A Phone Is Not A PhoneWednesday, September 15, 2010
I may be a bit rusty with my memory but surely Nick Charles (William Powell) must have surely sat down in a spiffy restaurant with Nora Charles (his Thin Man wife Myrna Loy), martinis close at hand, and had a waiter come to the table with a phone who would say, “Mr.Charles it's for you.” There is nothing in our 21st century technology that can match that feeling of luxury and importance, even if phones now tell us, with a sexy voice, where we can find the closest deep-dish pizza en route in our Honda Fit or can imitate the sounds of flatulent humans. A phone is, simply, no longer a phone. It is more and perhaps because of it, less.
But there are some machine/objects that in spite of progress remain virtually the same. One such object is the photographic camera. It is said the Leonardo discovered the magical properties of the camera obscura which was a box that perhaps had a pinhole, unless Leonardo had used a primitive lens. This magic box would project, upside down, a Vinci pastoral scene on the other side of the box. Leonardo would have used oiled parchment as a screen as ground-glass (vidrio esmerilado) had not been invented.
The camera to this day has remained the same in that a camera is:
1. A lens.
2. A box even if it snazzy polycarbonate material mated with titanium)
3. A light sensitive sensor or film in the back.
Even my Epson scanner meets those requirements as the lens is really an array of lenses attached to a long pencil shaped (two of them) CCDs (charged coupled devices). The light sensitive “material” is my computer that interprets the readings of my scan.
Today, for the first time in years, I am giving a private photography lesson to what seems to be a pleasant middle-aged man who wants to go beyond the basic knowledge of the workings of a digital camera. He wants to learn about portraiture.
My wife was my Gunea Pig last night. “Rosemary see this slot which is at the focal plane of my 35mm camera? It measures 24mm by 36mm. If you use the Pythagorean formula you will find out that the diagonal is about 43mm. When you focus this normal lens (50mm) to infinity and measure the distance from the film plane to the optical centre of the lens you get about 50mm!” She looked at me with amazement and told me, “You are not going to attempt to teach your student this! He simply wants to learn to take portraits.”
I do not believe the story that has been circulating for most of the 20th century that the Australian aborigines somehow never connected the act of sex with the resulting pregnancy and production of children. It seems to me that when one presses the shutter of a camera one should know the antecedents and the consequences.

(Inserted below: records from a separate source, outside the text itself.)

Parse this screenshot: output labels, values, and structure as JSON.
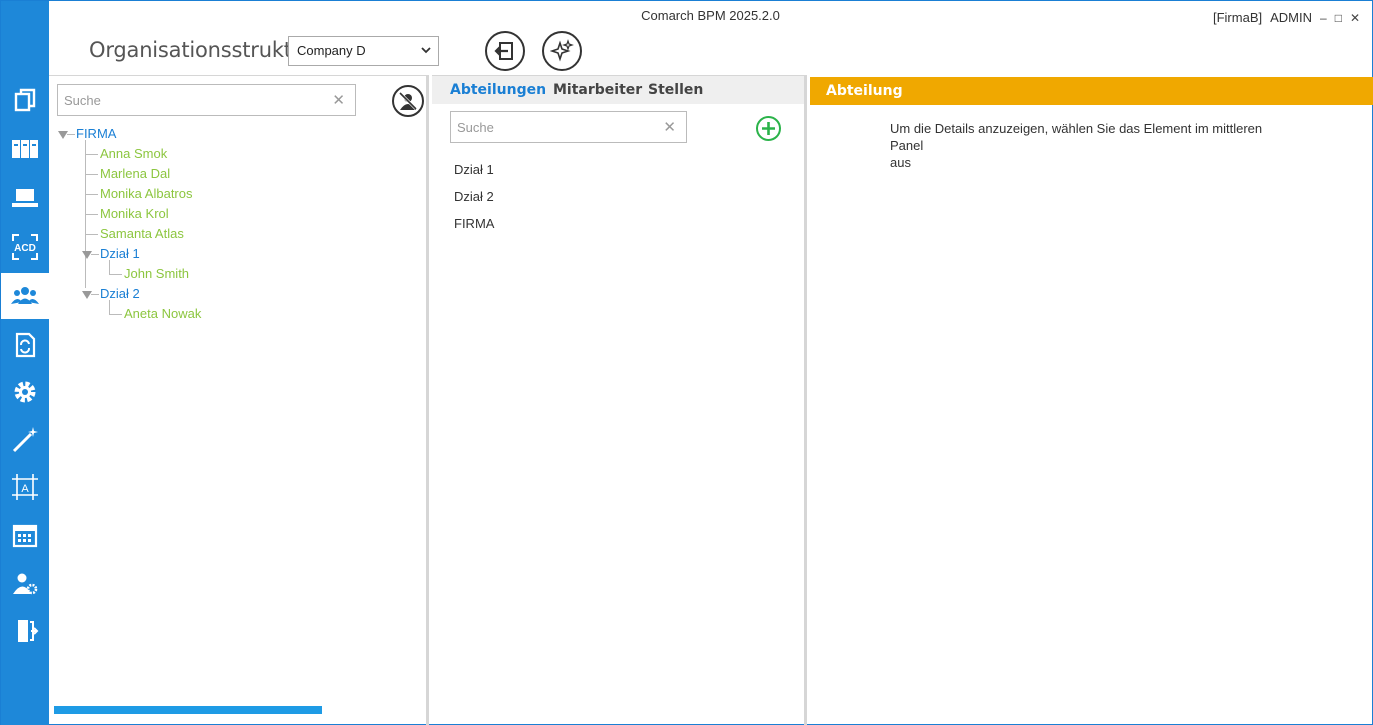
{
  "window": {
    "title": "Comarch BPM 2025.2.0",
    "company_tag": "[FirmaB]",
    "user": "ADMIN",
    "minimize": "‒",
    "maximize": "□",
    "close": "✕"
  },
  "sidebar": {
    "items": [
      {
        "icon": "documents-icon",
        "active": false
      },
      {
        "icon": "binders-icon",
        "active": false
      },
      {
        "icon": "laptop-icon",
        "active": false
      },
      {
        "icon": "acd-icon",
        "active": false,
        "label": "ACD"
      },
      {
        "icon": "users-group-icon",
        "active": true
      },
      {
        "icon": "document-sync-icon",
        "active": false
      },
      {
        "icon": "gear-icon",
        "active": false
      },
      {
        "icon": "magic-wand-icon",
        "active": false
      },
      {
        "icon": "text-frame-icon",
        "active": false,
        "label": "A"
      },
      {
        "icon": "calendar-icon",
        "active": false
      },
      {
        "icon": "user-settings-icon",
        "active": false
      },
      {
        "icon": "exit-door-icon",
        "active": false
      }
    ]
  },
  "header": {
    "title": "Organisationsstruktur",
    "company_value": "Company D"
  },
  "left_panel": {
    "search_placeholder": "Suche",
    "tree": {
      "root": "FIRMA",
      "employees": [
        "Anna Smok",
        "Marlena Dal",
        "Monika Albatros",
        "Monika Krol",
        "Samanta Atlas"
      ],
      "dept1": {
        "name": "Dział 1",
        "members": [
          "John Smith"
        ]
      },
      "dept2": {
        "name": "Dział 2",
        "members": [
          "Aneta Nowak"
        ]
      }
    }
  },
  "mid_panel": {
    "tabs": [
      "Abteilungen",
      "Mitarbeiter",
      "Stellen"
    ],
    "active_tab": "Abteilungen",
    "search_placeholder": "Suche",
    "items": [
      "Dział 1",
      "Dział 2",
      "FIRMA"
    ]
  },
  "right_panel": {
    "header": "Abteilung",
    "info_line1": "Um die Details anzuzeigen, wählen Sie das Element im mittleren Panel",
    "info_line2": "aus"
  },
  "colors": {
    "sidebar": "#1e88d9",
    "accent_blue": "#1a7fd4",
    "employee_green": "#8cc63f",
    "header_orange": "#f0a800",
    "add_green": "#2bb34a"
  }
}
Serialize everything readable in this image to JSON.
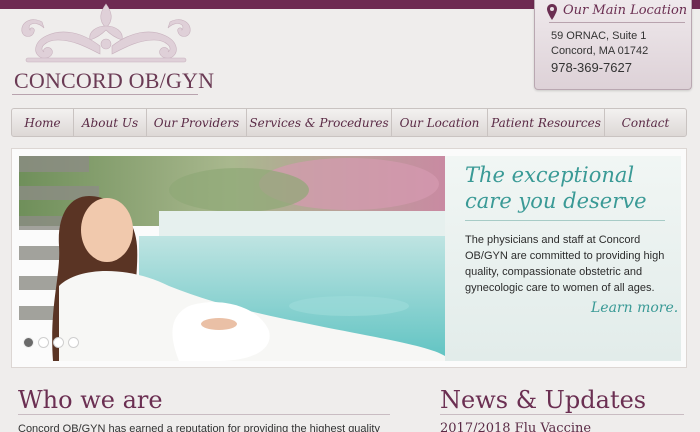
{
  "brand": {
    "name": "CONCORD OB/GYN"
  },
  "location": {
    "title": "Our Main Location",
    "address_line1": "59 ORNAC, Suite 1",
    "address_line2": "Concord, MA 01742",
    "phone": "978-369-7627"
  },
  "nav": {
    "items": [
      {
        "label": "Home"
      },
      {
        "label": "About Us"
      },
      {
        "label": "Our Providers"
      },
      {
        "label": "Services & Procedures"
      },
      {
        "label": "Our Location"
      },
      {
        "label": "Patient Resources"
      },
      {
        "label": "Contact"
      }
    ]
  },
  "hero": {
    "tagline": "The exceptional care you deserve",
    "description": "The physicians and staff at Concord OB/GYN are committed to providing high quality, compassionate obstetric and gynecologic care to women of all ages.",
    "learn_more": "Learn more.",
    "slides_total": 4,
    "slide_active": 1
  },
  "who": {
    "title": "Who we are",
    "intro": "Concord OB/GYN has earned a reputation for providing the highest quality"
  },
  "news": {
    "title": "News & Updates",
    "first_item": "2017/2018 Flu Vaccine"
  },
  "colors": {
    "brand_plum": "#6e2a52",
    "accent_teal": "#3a9a96"
  }
}
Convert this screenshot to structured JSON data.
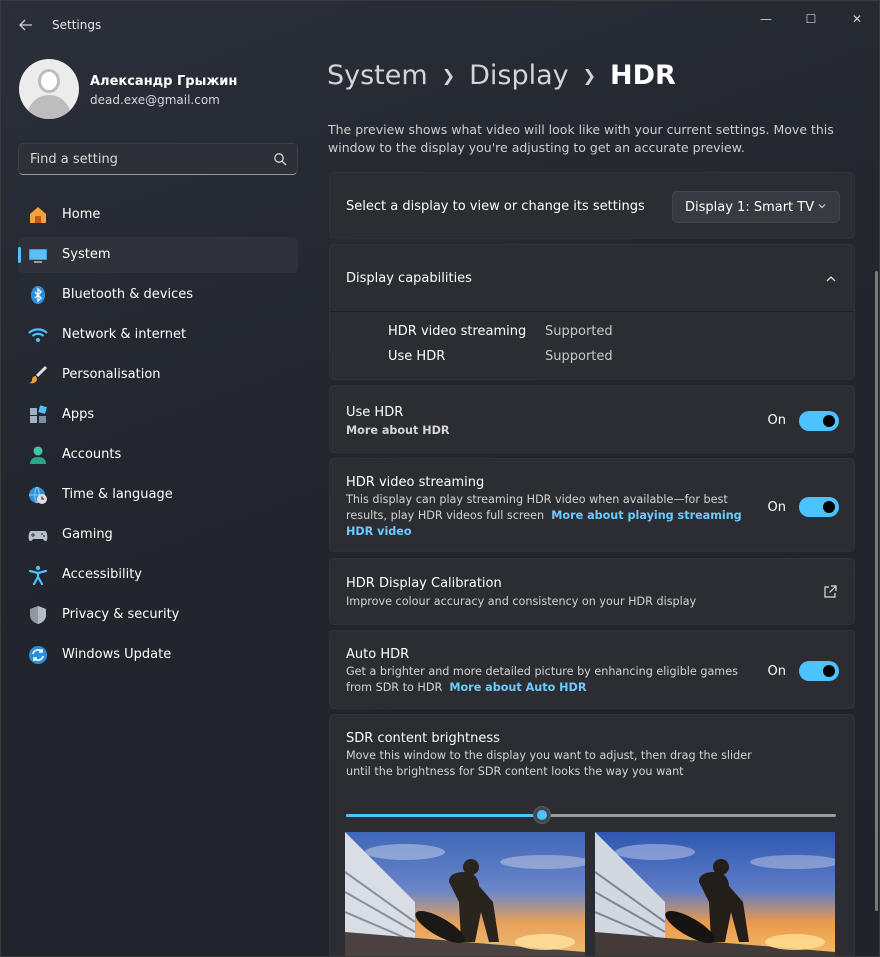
{
  "window": {
    "title": "Settings",
    "controls": {
      "minimize": "—",
      "maximize": "☐",
      "close": "✕"
    }
  },
  "profile": {
    "name": "Александр Грыжин",
    "email": "dead.exe@gmail.com"
  },
  "search": {
    "placeholder": "Find a setting"
  },
  "sidebar": {
    "items": [
      {
        "label": "Home",
        "icon": "home-icon",
        "active": false
      },
      {
        "label": "System",
        "icon": "system-icon",
        "active": true
      },
      {
        "label": "Bluetooth & devices",
        "icon": "bluetooth-icon",
        "active": false
      },
      {
        "label": "Network & internet",
        "icon": "wifi-icon",
        "active": false
      },
      {
        "label": "Personalisation",
        "icon": "brush-icon",
        "active": false
      },
      {
        "label": "Apps",
        "icon": "apps-icon",
        "active": false
      },
      {
        "label": "Accounts",
        "icon": "accounts-icon",
        "active": false
      },
      {
        "label": "Time & language",
        "icon": "globe-clock-icon",
        "active": false
      },
      {
        "label": "Gaming",
        "icon": "gamepad-icon",
        "active": false
      },
      {
        "label": "Accessibility",
        "icon": "accessibility-icon",
        "active": false
      },
      {
        "label": "Privacy & security",
        "icon": "shield-icon",
        "active": false
      },
      {
        "label": "Windows Update",
        "icon": "update-icon",
        "active": false
      }
    ]
  },
  "breadcrumb": [
    "System",
    "Display",
    "HDR"
  ],
  "intro": "The preview shows what video will look like with your current settings. Move this window to the display you're adjusting to get an accurate preview.",
  "display_select": {
    "label": "Select a display to view or change its settings",
    "value": "Display 1: Smart TV"
  },
  "capabilities": {
    "title": "Display capabilities",
    "rows": [
      {
        "key": "HDR video streaming",
        "value": "Supported"
      },
      {
        "key": "Use HDR",
        "value": "Supported"
      }
    ]
  },
  "use_hdr": {
    "title": "Use HDR",
    "link": "More about HDR",
    "state": "On"
  },
  "hdr_streaming": {
    "title": "HDR video streaming",
    "desc": "This display can play streaming HDR video when available—for best results, play HDR videos full screen",
    "link": "More about playing streaming HDR video",
    "state": "On"
  },
  "calibration": {
    "title": "HDR Display Calibration",
    "desc": "Improve colour accuracy and consistency on your HDR display"
  },
  "auto_hdr": {
    "title": "Auto HDR",
    "desc": "Get a brighter and more detailed picture by enhancing eligible games from SDR to HDR",
    "link": "More about Auto HDR",
    "state": "On"
  },
  "sdr": {
    "title": "SDR content brightness",
    "desc": "Move this window to the display you want to adjust, then drag the slider until the brightness for SDR content looks the way you want",
    "slider_value": 0.4
  },
  "colors": {
    "accent": "#4cc2ff",
    "link": "#6ccbff"
  }
}
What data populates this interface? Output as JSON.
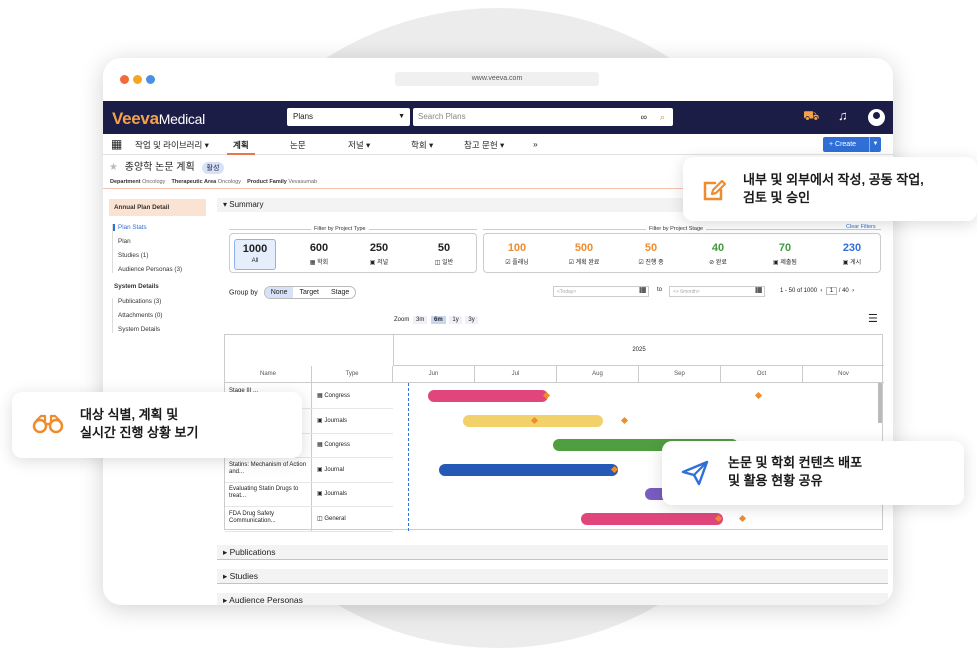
{
  "browser": {
    "url": "www.veeva.com",
    "dots": [
      "#f26b3a",
      "#f5a623",
      "#4a90e2"
    ]
  },
  "topbar": {
    "logo_brand": "Veeva",
    "logo_product": "Medical",
    "object_select": "Plans",
    "search_placeholder": "Search Plans",
    "icons": [
      "binoculars-icon",
      "search-icon",
      "cart-icon",
      "bell-icon",
      "user-avatar"
    ]
  },
  "nav": {
    "items": [
      "작업 및 라이브러리 ▾",
      "계획",
      "논문",
      "저널 ▾",
      "학회 ▾",
      "참고 문헌 ▾",
      "»"
    ],
    "active": "계획",
    "create": "+ Create"
  },
  "record": {
    "title": "종양학 논문 계획",
    "status": "활성",
    "meta": [
      {
        "label": "Department",
        "value": "Oncology"
      },
      {
        "label": "Therapeutic Area",
        "value": "Oncology"
      },
      {
        "label": "Product Family",
        "value": "Vevasumab"
      }
    ]
  },
  "leftnav": {
    "header": "Annual Plan Detail",
    "plan_items": [
      "Plan Stats",
      "Plan",
      "Studies (1)",
      "Audience Personas (3)"
    ],
    "system_header": "System Details",
    "system_items": [
      "Publications (3)",
      "Attachments (0)",
      "System Details"
    ]
  },
  "summary": {
    "section": "▾ Summary",
    "project_type_label": "Filter by Project Type",
    "project_stage_label": "Filter by Project Stage",
    "clear_filters": "Clear Filters",
    "type_stats": [
      {
        "num": "1000",
        "label": "All",
        "color": "#222222"
      },
      {
        "num": "600",
        "label": "▦ 학회",
        "color": "#222222"
      },
      {
        "num": "250",
        "label": "▣ 저널",
        "color": "#222222"
      },
      {
        "num": "50",
        "label": "◫ 일반",
        "color": "#222222"
      }
    ],
    "stage_stats": [
      {
        "num": "100",
        "label": "☑ 플래닝",
        "color": "#f08c2e"
      },
      {
        "num": "500",
        "label": "☑ 계획 완료",
        "color": "#f08c2e"
      },
      {
        "num": "50",
        "label": "☑ 진행 중",
        "color": "#f08c2e"
      },
      {
        "num": "40",
        "label": "⊘ 완료",
        "color": "#3f9b3f"
      },
      {
        "num": "70",
        "label": "▣ 제출됨",
        "color": "#3f9b3f"
      },
      {
        "num": "230",
        "label": "▣ 게시",
        "color": "#2f6fd6"
      }
    ]
  },
  "controls": {
    "group_by_label": "Group by",
    "group_options": [
      "None",
      "Target",
      "Stage"
    ],
    "group_selected": "None",
    "date_from": "<Today>",
    "to_label": "to",
    "date_to": "<+ 6month>",
    "range": "1 - 50 of 1000",
    "page": "1",
    "page_total": "/ 40",
    "zoom_label": "Zoom",
    "zoom_options": [
      "3m",
      "6m",
      "1y",
      "3y"
    ],
    "zoom_selected": "6m"
  },
  "gantt": {
    "col_name": "Name",
    "col_type": "Type",
    "year": "2025",
    "months": [
      "Jun",
      "Jul",
      "Aug",
      "Sep",
      "Oct",
      "Nov"
    ],
    "rows": [
      {
        "name": "Stage III ...",
        "type": "Congress"
      },
      {
        "name": "",
        "type": "Journals"
      },
      {
        "name": "",
        "type": "Congress"
      },
      {
        "name": "Statins: Mechanism of Action and...",
        "type": "Journal"
      },
      {
        "name": "Evaluating Statin Drugs to treat...",
        "type": "Journals"
      },
      {
        "name": "FDA Drug Safety Communication...",
        "type": "General"
      }
    ],
    "bar_colors": [
      "#e0467c",
      "#f2d16b",
      "#4f9e3f",
      "#2459b5",
      "#7a5cc2",
      "#e0467c"
    ]
  },
  "accordions": [
    "▸ Publications",
    "▸ Studies",
    "▸ Audience Personas"
  ],
  "callouts": {
    "author": "내부 및 외부에서 작성, 공동 작업,\n검토 및 승인",
    "track": "대상 식별, 계획 및\n실시간 진행 상황 보기",
    "share": "논문 및 학회 컨텐츠 배포\n및 활용 현황 공유",
    "accent": "#f08c2e"
  }
}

My student will learn about that diagonal, after all a camera is still a camera.